▶ **What you are asked to do**: All lines that hold the string "SuBBuGLiO" should be copied. Find them in the listing below.

▶ **Source data**:
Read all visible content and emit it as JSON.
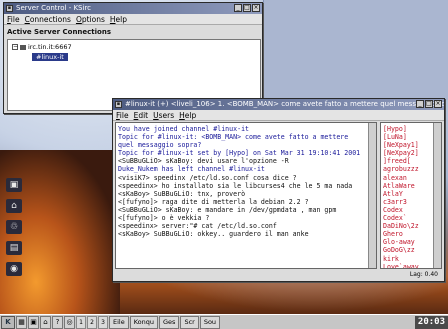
{
  "server_window": {
    "title": "Server Control - KSirc",
    "menu": [
      "File",
      "Connections",
      "Options",
      "Help"
    ],
    "section_title": "Active Server Connections",
    "server_node": "irc.tin.it:6667",
    "channel_node": "#linux-it"
  },
  "chat_window": {
    "title": "#linux-it (+) <liveli_106> 1. <BOMB_MAN> come avete fatto a mettere quel messaggio sopra?",
    "menu": [
      "File",
      "Edit",
      "Users",
      "Help"
    ],
    "lines": [
      {
        "text": "You have joined channel #linux-it",
        "sys": true
      },
      {
        "text": "Topic for #linux-it: <BOMB_MAN> come avete fatto a mettere quel messaggio sopra?",
        "sys": true
      },
      {
        "text": "Topic for #linux-it set by [Hypo] on Sat Mar 31 19:10:41 2001",
        "sys": true
      },
      {
        "text": "<SuBBuGLiO> sKaBoy: devi usare l'opzione -R",
        "sys": false
      },
      {
        "text": "Duke_Nukem has left channel #linux-it",
        "sys": true
      },
      {
        "text": "<visiK7> speedinx /etc/ld.so.conf cosa dice ?",
        "sys": false
      },
      {
        "text": "<speedinx> ho installato sia le libcurses4 che le 5 ma nada",
        "sys": false
      },
      {
        "text": "<sKaBoy> SuBBuGLiO: tnx, proverò",
        "sys": false
      },
      {
        "text": "<[fufyno]> raga dite di metterla la debian 2.2 ?",
        "sys": false
      },
      {
        "text": "<SuBBuGLiO> sKaBoy: e mandare in /dev/gpmdata , man gpm",
        "sys": false
      },
      {
        "text": "<[fufyno]> o è vekkia ?",
        "sys": false
      },
      {
        "text": "<speedinx> server:\"# cat /etc/ld.so.conf",
        "sys": false
      },
      {
        "text": "<sKaBoy> SuBBuGLiO: okkey.. guardero il man anke",
        "sys": false
      }
    ],
    "nicks": [
      "[Hypo]",
      "[LuNa]",
      "[NeXpay1]",
      "[NeXpay2]",
      "]freed[",
      "agrobuzzz",
      "alexan",
      "AtlaWare",
      "AtlaY",
      "c3arr3",
      "Codex",
      "Codex`",
      "DaDiNo\\2z",
      "Ghero",
      "Glo-away",
      "GoDoG\\zz",
      "kirk",
      "Love`away",
      "M0rph3u5"
    ],
    "status": "Lag: 0.40"
  },
  "desktop_icons": [
    "terminal-icon",
    "home-icon",
    "trash-icon",
    "disk-icon",
    "cdrom-icon"
  ],
  "taskbar": {
    "start_label": "K",
    "tasks": [
      "Eile",
      "Konqu",
      "Ges",
      "Scr",
      "Sou"
    ],
    "clock": "20:03"
  }
}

▶ **Answer box**:
        "text": "<SuBBuGLiO> sKaBoy: devi usare l'opzione -R",
        "text": "<sKaBoy> SuBBuGLiO: tnx, proverò",
        "text": "<SuBBuGLiO> sKaBoy: e mandare in /dev/gpmdata , man gpm",
        "text": "<sKaBoy> SuBBuGLiO: okkey.. guardero il man anke",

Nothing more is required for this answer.